Anthony Ucchino: This is a private development that has failed to deliver on promised infrastructure. Ratepayers should not have to foot the bill. Local people predicted the failure but were not listened to. This is not our problem to solve.
Wayne Kimberley: I support Council’s view. Water and sewerage must be self-funded, and to take on this infrastructure could see Cardwell residents paying up to $2,000 per pedestal to operate the STP unit which is a significant impost to ratepayers.
Port Hinchinbrook is the gateway to the Cassowary Coast and this issue needs to be resolved through further negotiations with State and Federal governments, for operational funding beyond construction.
Harry Tenni: I do not support Council have the funding burden and dumping the costs on all ratepayers of the shire. Council water section does have the ability to maintain and manage this site long term. The necessary funding must be provided from the State Government to support the Council management active of the site, until a transition to user pay can be applied at a reasonable cost.
Paul Toogood: The Port Hinchinbrook STP is another transparency and accountability issue – Council holds information that I nor the ratepayers are privy to as to costings, contracts, negotiations for grants etc and as such, if elected, I will be seeking as a priority to be provided with all of the information Council holds so as I can make an informed decision in the best interests of all the community on how to go forward.
Question 3: Currently Walla’s Fish and Chip and Council are in dispute regarding tenue over their site as occupied for the past 30 years. This is potentially another ‘black-eye’ for Council. What would you like to see by way of a solution to this issue and do you feel this will be an issue for the Division 6 voters?
Anthony Ucchino: Why does Council want to destroy this small business? Walla’s is an iconic feature of our community, that brings a lot of value for locals and tourists. Who would gain from getting rid of Walla’s? Ex Division 6 Councillor Heath has a competing business not far from Walla’s. The solution to this is to leave Walla’s alone.
Wayne Kimberley: The current Innisfail Master Plan includes the Wallas site, and Council supports it being there. There’s a lease agreement which expires shortly, and a new agreement will have to come into place. I suspect this is a case of communication breakdown and hope to see this resolved to ensure Wallas can continue to trade in its current location.

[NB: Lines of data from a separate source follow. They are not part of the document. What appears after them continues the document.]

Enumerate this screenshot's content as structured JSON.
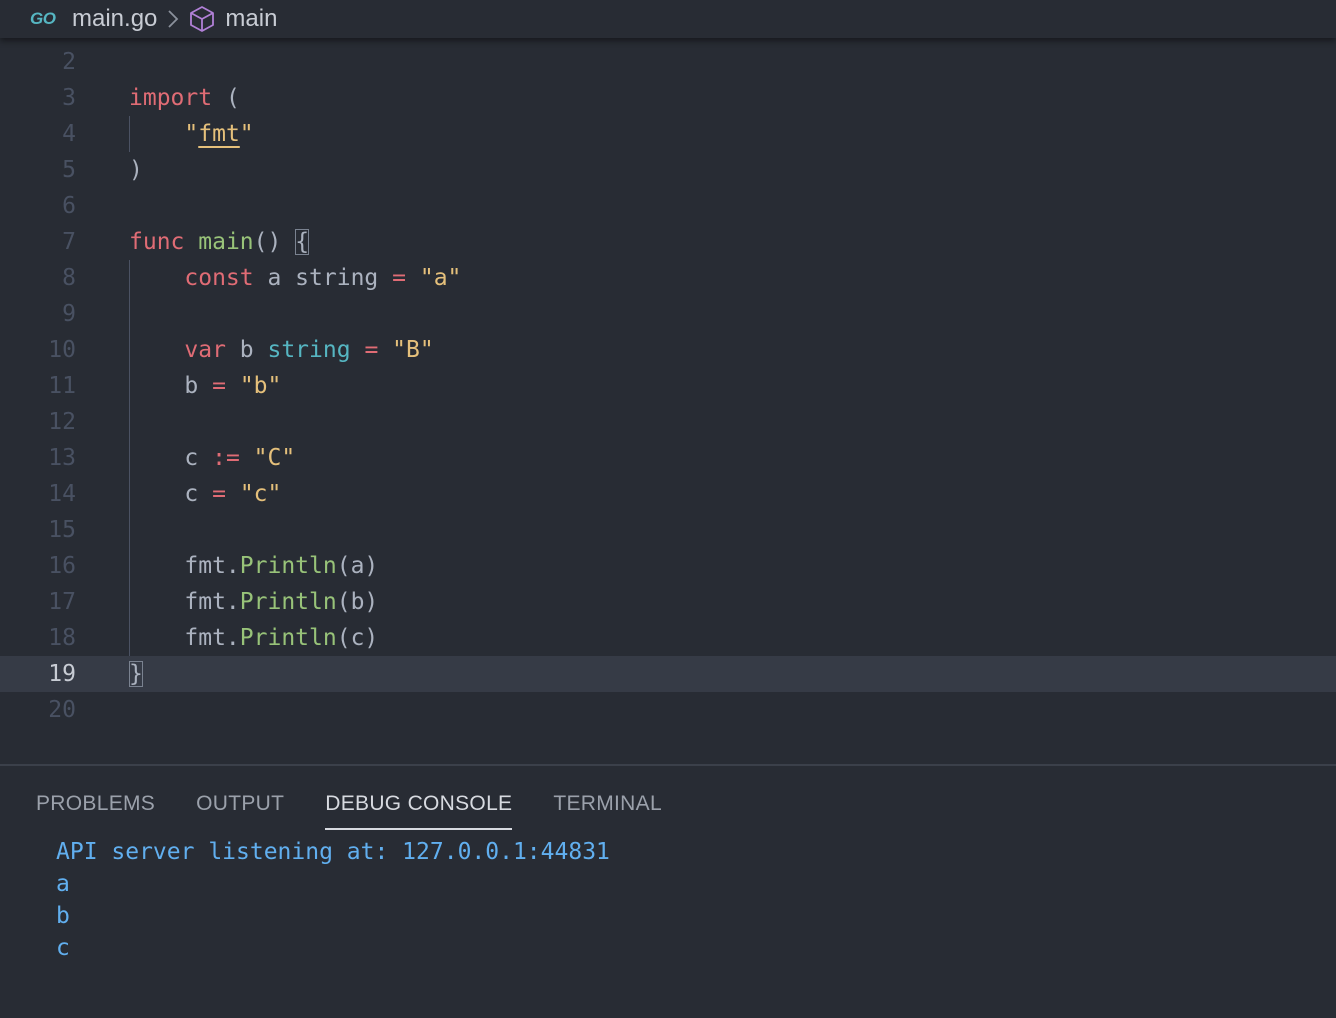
{
  "breadcrumb": {
    "language_badge": "GO",
    "file": "main.go",
    "symbol": "main"
  },
  "editor": {
    "current_line": 19,
    "lines": [
      {
        "n": "2",
        "tokens": []
      },
      {
        "n": "3",
        "tokens": [
          {
            "t": "import",
            "c": "kw"
          },
          {
            "t": " (",
            "c": "plain"
          }
        ]
      },
      {
        "n": "4",
        "tokens": [
          {
            "t": "    ",
            "c": "plain"
          },
          {
            "t": "\"",
            "c": "str"
          },
          {
            "t": "fmt",
            "c": "str u"
          },
          {
            "t": "\"",
            "c": "str"
          }
        ]
      },
      {
        "n": "5",
        "tokens": [
          {
            "t": ")",
            "c": "plain"
          }
        ]
      },
      {
        "n": "6",
        "tokens": []
      },
      {
        "n": "7",
        "tokens": [
          {
            "t": "func",
            "c": "kw"
          },
          {
            "t": " ",
            "c": "plain"
          },
          {
            "t": "main",
            "c": "fn"
          },
          {
            "t": "() ",
            "c": "plain"
          },
          {
            "t": "{",
            "c": "plain bm"
          }
        ]
      },
      {
        "n": "8",
        "tokens": [
          {
            "t": "    ",
            "c": "plain"
          },
          {
            "t": "const",
            "c": "kw"
          },
          {
            "t": " a string ",
            "c": "plain"
          },
          {
            "t": "=",
            "c": "op"
          },
          {
            "t": " ",
            "c": "plain"
          },
          {
            "t": "\"a\"",
            "c": "str"
          }
        ]
      },
      {
        "n": "9",
        "tokens": []
      },
      {
        "n": "10",
        "tokens": [
          {
            "t": "    ",
            "c": "plain"
          },
          {
            "t": "var",
            "c": "kw"
          },
          {
            "t": " b ",
            "c": "plain"
          },
          {
            "t": "string",
            "c": "type"
          },
          {
            "t": " ",
            "c": "plain"
          },
          {
            "t": "=",
            "c": "op"
          },
          {
            "t": " ",
            "c": "plain"
          },
          {
            "t": "\"B\"",
            "c": "str"
          }
        ]
      },
      {
        "n": "11",
        "tokens": [
          {
            "t": "    b ",
            "c": "plain"
          },
          {
            "t": "=",
            "c": "op"
          },
          {
            "t": " ",
            "c": "plain"
          },
          {
            "t": "\"b\"",
            "c": "str"
          }
        ]
      },
      {
        "n": "12",
        "tokens": []
      },
      {
        "n": "13",
        "tokens": [
          {
            "t": "    c ",
            "c": "plain"
          },
          {
            "t": ":=",
            "c": "op"
          },
          {
            "t": " ",
            "c": "plain"
          },
          {
            "t": "\"C\"",
            "c": "str"
          }
        ]
      },
      {
        "n": "14",
        "tokens": [
          {
            "t": "    c ",
            "c": "plain"
          },
          {
            "t": "=",
            "c": "op"
          },
          {
            "t": " ",
            "c": "plain"
          },
          {
            "t": "\"c\"",
            "c": "str"
          }
        ]
      },
      {
        "n": "15",
        "tokens": []
      },
      {
        "n": "16",
        "tokens": [
          {
            "t": "    fmt.",
            "c": "plain"
          },
          {
            "t": "Println",
            "c": "fn"
          },
          {
            "t": "(a)",
            "c": "plain"
          }
        ]
      },
      {
        "n": "17",
        "tokens": [
          {
            "t": "    fmt.",
            "c": "plain"
          },
          {
            "t": "Println",
            "c": "fn"
          },
          {
            "t": "(b)",
            "c": "plain"
          }
        ]
      },
      {
        "n": "18",
        "tokens": [
          {
            "t": "    fmt.",
            "c": "plain"
          },
          {
            "t": "Println",
            "c": "fn"
          },
          {
            "t": "(c)",
            "c": "plain"
          }
        ]
      },
      {
        "n": "19",
        "tokens": [
          {
            "t": "}",
            "c": "plain bm"
          }
        ]
      },
      {
        "n": "20",
        "tokens": []
      }
    ]
  },
  "panel": {
    "tabs": [
      {
        "label": "PROBLEMS",
        "active": false
      },
      {
        "label": "OUTPUT",
        "active": false
      },
      {
        "label": "DEBUG CONSOLE",
        "active": true
      },
      {
        "label": "TERMINAL",
        "active": false
      }
    ],
    "console_lines": [
      "API server listening at: 127.0.0.1:44831",
      "a",
      "b",
      "c"
    ]
  },
  "colors": {
    "background": "#282c34",
    "keyword": "#e06c75",
    "string": "#e5c07b",
    "function": "#98c379",
    "type": "#56b6c2",
    "console_text": "#61afef"
  }
}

Harry Tenni: Walla’s Fish and Chip has been around almost as long as me! I aim to grow our region. I am currently gathering more details around why the decision was made. I intend to follow with the proprietor and Council, so hopefully as the elected member in about 20 days I can work to resolve this issue. With 28 years of operating my own business, I can fully feel and understand the frustration being experienced by the business proprietor.

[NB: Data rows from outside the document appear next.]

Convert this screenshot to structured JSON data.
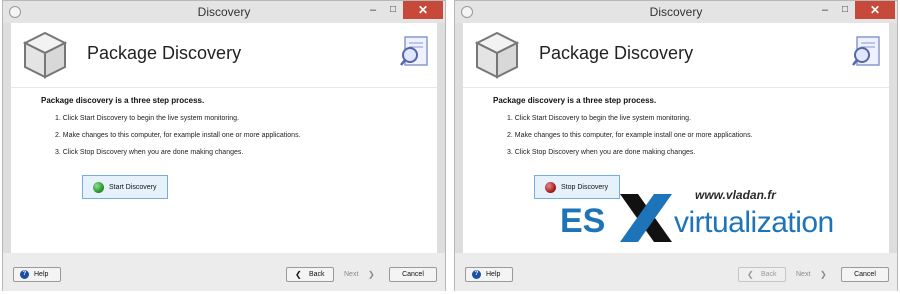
{
  "windows": [
    {
      "title": "Discovery",
      "heading": "Package Discovery",
      "intro": "Package discovery is a three step process.",
      "steps": [
        "1.  Click Start Discovery to begin the live system monitoring.",
        "2.  Make changes to this computer, for example install one or more applications.",
        "3.  Click Stop Discovery when you are done making changes."
      ],
      "action_button": "Start Discovery",
      "action_icon": "green-dot-icon",
      "buttons": {
        "help": "Help",
        "back": "Back",
        "next": "Next",
        "cancel": "Cancel"
      }
    },
    {
      "title": "Discovery",
      "heading": "Package Discovery",
      "intro": "Package discovery is a three step process.",
      "steps": [
        "1.  Click Start Discovery to begin the live system monitoring.",
        "2.  Make changes to this computer, for example install one or more applications.",
        "3.  Click Stop Discovery when you are done making changes."
      ],
      "action_button": "Stop Discovery",
      "action_icon": "red-dot-icon",
      "buttons": {
        "help": "Help",
        "back": "Back",
        "next": "Next",
        "cancel": "Cancel"
      }
    }
  ],
  "watermark": {
    "url": "www.vladan.fr",
    "brand_es": "ES",
    "brand_rest": "virtualization"
  },
  "colors": {
    "close_button": "#c7493a",
    "brand_blue": "#1e74b8",
    "start_dot": "#1f8a1f",
    "stop_dot": "#a01010"
  }
}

Paul Toogood: This is an issue for the whole region, not just Division 6, and a prime example of how the current Council needs to change to focus on the community and the people and local businesses in the community. I am unsure as to why Council wants to change Wallas, I have my suspicions as no doubt do a lot of people, however, given Council is currently spending money on the riverfront and upgrading road and footpaths then surely it could install shade sails and an outdoor dining area adjacent to Wallas and keep the existing arrangements in place.

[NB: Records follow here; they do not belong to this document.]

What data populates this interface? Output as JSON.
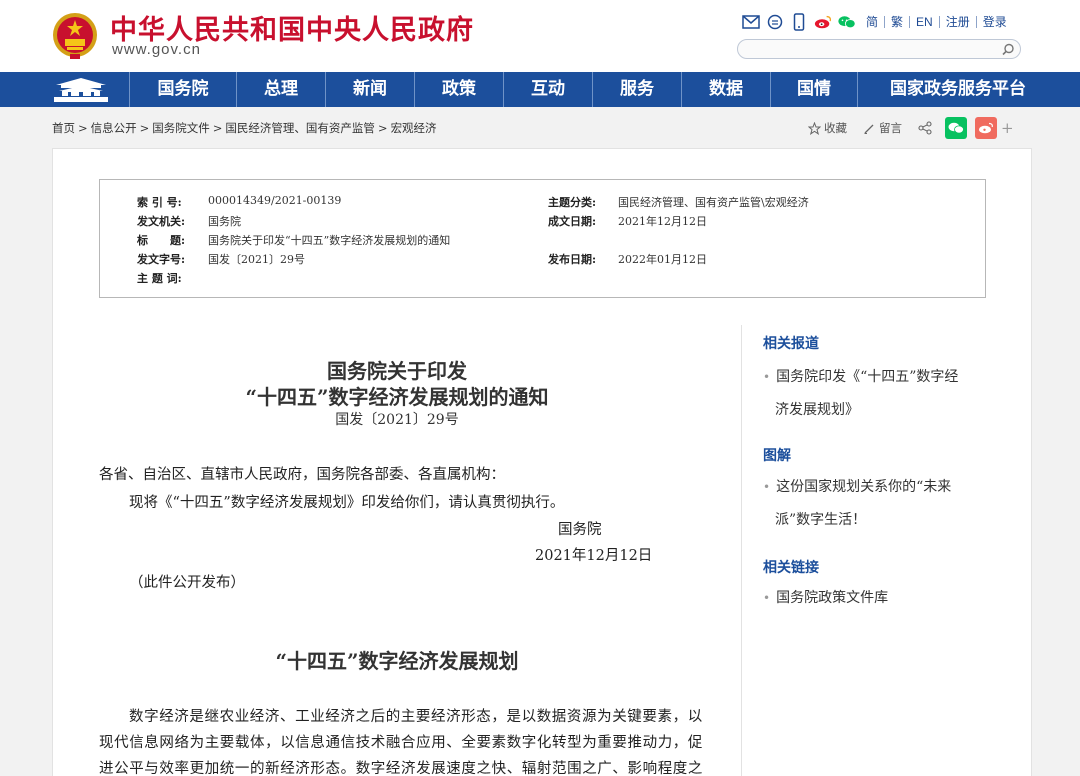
{
  "header": {
    "site_name": "中华人民共和国中央人民政府",
    "site_url": "www.gov.cn",
    "lang_simplified": "简",
    "lang_traditional": "繁",
    "lang_english": "EN",
    "register": "注册",
    "login": "登录",
    "search_placeholder": ""
  },
  "nav": {
    "items": [
      "国务院",
      "总理",
      "新闻",
      "政策",
      "互动",
      "服务",
      "数据",
      "国情",
      "国家政务服务平台"
    ]
  },
  "breadcrumb": {
    "items": [
      "首页",
      "信息公开",
      "国务院文件",
      "国民经济管理、国有资产监管",
      "宏观经济"
    ]
  },
  "actions": {
    "favorite": "收藏",
    "comment": "留言"
  },
  "meta": {
    "index_label": "索 引 号:",
    "index_value": "000014349/2021-00139",
    "topic_label": "主题分类:",
    "topic_value": "国民经济管理、国有资产监管\\宏观经济",
    "issuer_label": "发文机关:",
    "issuer_value": "国务院",
    "date_written_label": "成文日期:",
    "date_written_value": "2021年12月12日",
    "title_label": "标　　题:",
    "title_value": "国务院关于印发“十四五”数字经济发展规划的通知",
    "doc_no_label": "发文字号:",
    "doc_no_value": "国发〔2021〕29号",
    "publish_label": "发布日期:",
    "publish_value": "2022年01月12日",
    "keyword_label": "主 题 词:",
    "keyword_value": ""
  },
  "article": {
    "title_line1": "国务院关于印发",
    "title_line2": "“十四五”数字经济发展规划的通知",
    "doc_number": "国发〔2021〕29号",
    "addressee": "各省、自治区、直辖市人民政府，国务院各部委、各直属机构：",
    "instruction": "现将《“十四五”数字经济发展规划》印发给你们，请认真贯彻执行。",
    "signature": "国务院",
    "sign_date": "2021年12月12日",
    "public_note": "（此件公开发布）",
    "plan_title": "“十四五”数字经济发展规划",
    "body_line1": "数字经济是继农业经济、工业经济之后的主要经济形态，是以数据资源为关键要素，以",
    "body_line2": "现代信息网络为主要载体，以信息通信技术融合应用、全要素数字化转型为重要推动力，促",
    "body_line3": "进公平与效率更加统一的新经济形态。数字经济发展速度之快、辐射范围之广、影响程度之"
  },
  "sidebar": {
    "related_reports": "相关报道",
    "report_link_line1": "国务院印发《“十四五”数字经",
    "report_link_line2": "济发展规划》",
    "graphics": "图解",
    "graphic_link_line1": "这份国家规划关系你的“未来",
    "graphic_link_line2": "派”数字生活！",
    "related_links": "相关链接",
    "library_link": "国务院政策文件库"
  },
  "colors": {
    "brand_red": "#c8102e",
    "nav_blue": "#1c4f9c",
    "wechat_green": "#07c160",
    "weibo_red": "#f06b5f"
  }
}
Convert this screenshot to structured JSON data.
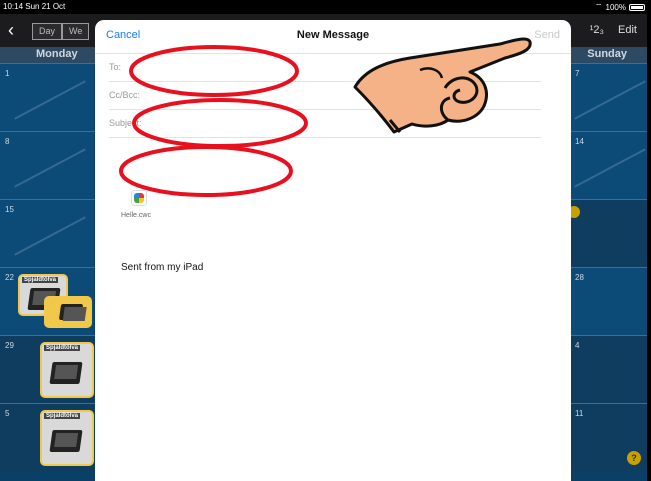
{
  "status_bar": {
    "time_date": "10:14  Sun 21 Oct",
    "battery": "100%"
  },
  "calendar": {
    "view_buttons": [
      "Day",
      "We"
    ],
    "right_buttons": [
      "¹2₃",
      "Edit"
    ],
    "day_headers": {
      "left": "Monday",
      "right": "Sunday"
    },
    "rows": [
      {
        "left_num": "1",
        "right_num": "7",
        "left_label": ""
      },
      {
        "left_num": "8",
        "right_num": "14",
        "left_label": ""
      },
      {
        "left_num": "15",
        "right_num": "",
        "left_label": ""
      },
      {
        "left_num": "22",
        "right_num": "28",
        "left_label": "Spjaldtölva"
      },
      {
        "left_num": "29",
        "right_num": "4",
        "left_label": "Spjaldtölva"
      },
      {
        "left_num": "5",
        "right_num": "11",
        "left_label": "Spjaldtölva"
      }
    ],
    "help_icon": "?"
  },
  "compose": {
    "cancel_label": "Cancel",
    "title": "New Message",
    "send_label": "Send",
    "fields": {
      "to_label": "To:",
      "cc_label": "Cc/Bcc:",
      "subject_label": "Subject:"
    },
    "attachment": {
      "filename": "Helle.cwc",
      "icon": "app-icon"
    },
    "body": "Sent from my iPad"
  },
  "annotations": {
    "red_ellipses": 3,
    "hand_pointer": "pointing-hand-icon",
    "highlight_color": "#e8101e",
    "hand_color": "#f5b287"
  }
}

The overwhelming public support for Wallas strongly suggests that Council have made a mistake and, if elected, I will prioritise a personal investigation into the legality of what Council is doing to Wallas – is it transparent and effective process? Is it in the interests of the community? Is it ethical? Is it decision making in the public interest? Is it meaningful community engagement – all of which apply as law under Part 4 of the Local Government Act.